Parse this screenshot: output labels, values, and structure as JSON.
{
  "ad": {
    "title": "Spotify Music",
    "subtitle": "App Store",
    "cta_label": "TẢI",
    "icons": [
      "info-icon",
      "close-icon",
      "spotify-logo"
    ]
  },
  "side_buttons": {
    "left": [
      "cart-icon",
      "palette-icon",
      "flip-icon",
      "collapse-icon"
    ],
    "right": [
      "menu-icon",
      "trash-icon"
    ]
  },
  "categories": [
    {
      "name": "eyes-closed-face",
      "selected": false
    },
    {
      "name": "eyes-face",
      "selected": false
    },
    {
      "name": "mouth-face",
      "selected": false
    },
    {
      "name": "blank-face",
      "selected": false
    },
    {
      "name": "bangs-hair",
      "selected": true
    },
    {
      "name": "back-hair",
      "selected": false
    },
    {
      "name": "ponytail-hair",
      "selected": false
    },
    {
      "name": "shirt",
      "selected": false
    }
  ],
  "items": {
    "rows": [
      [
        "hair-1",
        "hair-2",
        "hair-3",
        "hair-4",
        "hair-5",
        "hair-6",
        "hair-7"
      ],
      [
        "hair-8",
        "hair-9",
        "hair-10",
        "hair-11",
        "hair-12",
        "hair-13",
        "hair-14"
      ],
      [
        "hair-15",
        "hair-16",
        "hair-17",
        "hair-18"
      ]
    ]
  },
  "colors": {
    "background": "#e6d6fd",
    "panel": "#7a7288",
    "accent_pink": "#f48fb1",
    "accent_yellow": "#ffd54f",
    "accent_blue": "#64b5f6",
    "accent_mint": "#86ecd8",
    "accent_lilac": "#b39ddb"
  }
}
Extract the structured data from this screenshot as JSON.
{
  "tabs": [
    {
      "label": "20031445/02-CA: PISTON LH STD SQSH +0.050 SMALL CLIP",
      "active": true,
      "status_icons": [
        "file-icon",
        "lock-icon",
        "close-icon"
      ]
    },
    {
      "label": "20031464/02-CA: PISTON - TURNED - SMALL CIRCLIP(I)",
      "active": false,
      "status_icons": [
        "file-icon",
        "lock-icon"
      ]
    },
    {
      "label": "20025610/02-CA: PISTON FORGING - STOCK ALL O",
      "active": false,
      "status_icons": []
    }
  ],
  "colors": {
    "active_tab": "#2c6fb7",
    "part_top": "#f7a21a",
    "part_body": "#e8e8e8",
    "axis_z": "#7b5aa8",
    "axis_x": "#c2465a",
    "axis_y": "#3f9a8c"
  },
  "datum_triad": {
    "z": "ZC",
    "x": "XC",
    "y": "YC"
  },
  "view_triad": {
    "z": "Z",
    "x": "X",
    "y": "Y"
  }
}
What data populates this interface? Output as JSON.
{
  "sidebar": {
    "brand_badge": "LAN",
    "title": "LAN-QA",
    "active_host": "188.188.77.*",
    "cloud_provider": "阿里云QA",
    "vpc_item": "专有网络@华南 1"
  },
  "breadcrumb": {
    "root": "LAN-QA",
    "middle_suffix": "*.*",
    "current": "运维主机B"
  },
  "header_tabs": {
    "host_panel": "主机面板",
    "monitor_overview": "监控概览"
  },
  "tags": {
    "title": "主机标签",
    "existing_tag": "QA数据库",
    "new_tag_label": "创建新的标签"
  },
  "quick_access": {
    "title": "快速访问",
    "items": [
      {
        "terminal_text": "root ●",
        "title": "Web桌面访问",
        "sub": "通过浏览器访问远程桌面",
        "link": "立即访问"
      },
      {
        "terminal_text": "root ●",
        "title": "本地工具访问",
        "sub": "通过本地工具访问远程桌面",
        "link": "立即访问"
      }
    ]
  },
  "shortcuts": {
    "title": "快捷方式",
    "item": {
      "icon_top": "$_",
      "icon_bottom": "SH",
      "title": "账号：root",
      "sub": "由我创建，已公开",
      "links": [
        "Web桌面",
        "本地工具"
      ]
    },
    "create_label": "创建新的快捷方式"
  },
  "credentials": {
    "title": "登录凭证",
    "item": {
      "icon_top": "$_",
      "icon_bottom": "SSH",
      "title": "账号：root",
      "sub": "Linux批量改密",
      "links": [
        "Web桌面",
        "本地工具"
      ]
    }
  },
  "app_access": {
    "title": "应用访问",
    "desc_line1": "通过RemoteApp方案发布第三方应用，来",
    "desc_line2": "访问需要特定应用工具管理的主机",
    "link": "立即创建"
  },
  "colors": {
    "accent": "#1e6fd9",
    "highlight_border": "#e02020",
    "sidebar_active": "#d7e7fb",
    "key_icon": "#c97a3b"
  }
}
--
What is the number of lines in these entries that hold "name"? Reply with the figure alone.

Answer to this exercise: 8